#### [WHAT YOU SHOULD DO]
Write out every record below exactly, leaving the pictures out.

Page and application data records
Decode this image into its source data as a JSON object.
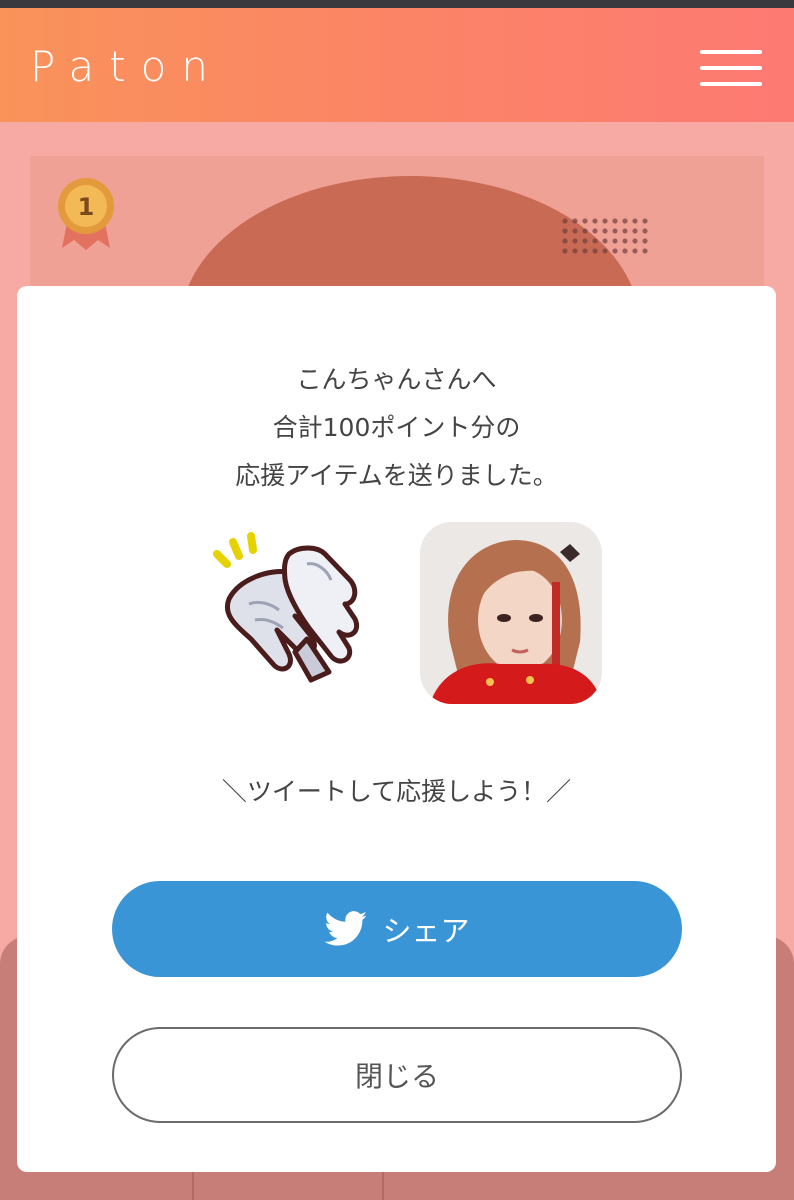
{
  "header": {
    "logo": "Paton"
  },
  "ranking": {
    "medal_number": "1"
  },
  "modal": {
    "message_lines": [
      "こんちゃんさんへ",
      "合計100ポイント分の",
      "応援アイテムを送りました。"
    ],
    "call_to_action": "＼ツイートして応援しよう！／",
    "share_label": "シェア",
    "close_label": "閉じる"
  },
  "colors": {
    "header_start": "#f9935a",
    "header_end": "#fd7a73",
    "share_button": "#3a95d7"
  }
}
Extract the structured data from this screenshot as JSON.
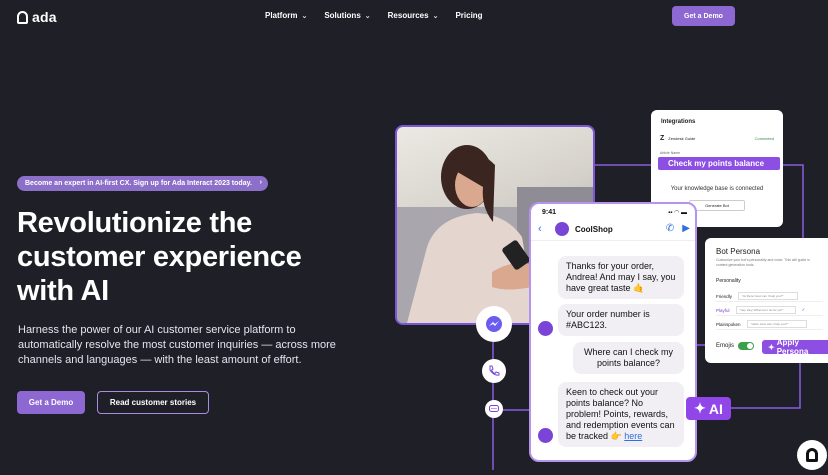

#### [ANSWER SECTION]
Decode this image into its source data as a JSON object.
{
  "header": {
    "logo": "Paton"
  },
  "ranking": {
    "medal_number": "1"
  },
  "modal": {
    "message_lines": [
      "こんちゃんさんへ",
      "合計100ポイント分の",
      "応援アイテムを送りました。"
    ],
    "call_to_action": "＼ツイートして応援しよう！／",
    "share_label": "シェア",
    "close_label": "閉じる"
  },
  "colors": {
    "header_start": "#f9935a",
    "header_end": "#fd7a73",
    "share_button": "#3a95d7"
  }
}
Extract the structured data from this screenshot as JSON.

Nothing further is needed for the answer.